There is reason to commend the home ministry’s endeavour to extend the coverage of the Central Industrial Security Force (CISF) to all civil airports in the country.

Having handled the security duties at some important airports for quite a few years the CISF has acquired much experience, and hopefully a degree of expertise too, in the specialised task.

With the regional connectivity scheme gaining ground, it was a risk to have different agencies manage the security at various airports ~ the need for uniformity cannot be over-emphasised since terrorists and other trouble-makers could easily strike at airports where less-expert agencies are in charge.

The proposal is for a unified, focused, command structure: and hopefully the force will earmark a select group of personnel specially trained in airport-related duties, and set about upgrading the personnel though specialised training and re-training.

The CISF now operates on several fronts, and while an interchange of personnel does make for administrative convenience, airport duties are vastly different from protecting public sector industrial units, or for that matter the operations on the Delhi Metro.
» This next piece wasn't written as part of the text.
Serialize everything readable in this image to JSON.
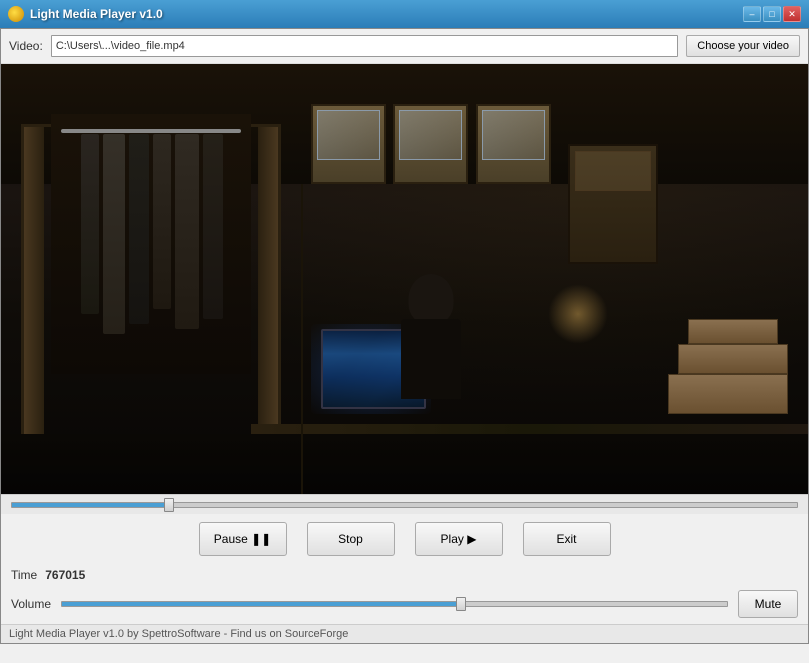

At the same time officers dedicated to airport duties must be assured of equal promotion opportunities. There will have to be an aviation-oriented operational philosophy developed, the personnel should not consider themselves mere “cops on airport duty”.

Close cooperation with the airport management, maybe the airlines too, could promote the desired attitude ~ else some cops might resent being denied more advantageous postings.

The ministry plans for the CISF to take over all airports in two years, presently 39 airports have other Central forces, or the local police, doing what should be a specialised job ~ one example being the staff at the immigration counters serving as the first face of Indian authority that foreign tourists run into; a favourable impression is desirable.

While considerable attention is paid to policing the terminal buildings and passengers, there is much potential for mischief on the air side too. Cargo complexes, and the baggage-handling staff can easily be compromised or penetrated, aircraft at parking bays are sitting ducks and at some of the less-busy airports, even the perimeter fencing has gaps ~ as some wildlife has proved.

If the home ministry’s proposal is approved by the Cabinet Committee on Security, the CISF will assume huge responsibilities. Action needs to be initiated immediately, adequate funding made available so that training projects are launched without delay.

The CISF officials at the airport will also have to learn to interact with other agencies and the airlines, there should be no scope for petty turf wars. The CISF will also have to make a determined effort to bring the local police, its traffic and intelligence wings on the same net.

Though a specialised task, airport protection cannot be attained in isolation: neither security nor mischief can be as compartmentalised as a bureaucrat’s files.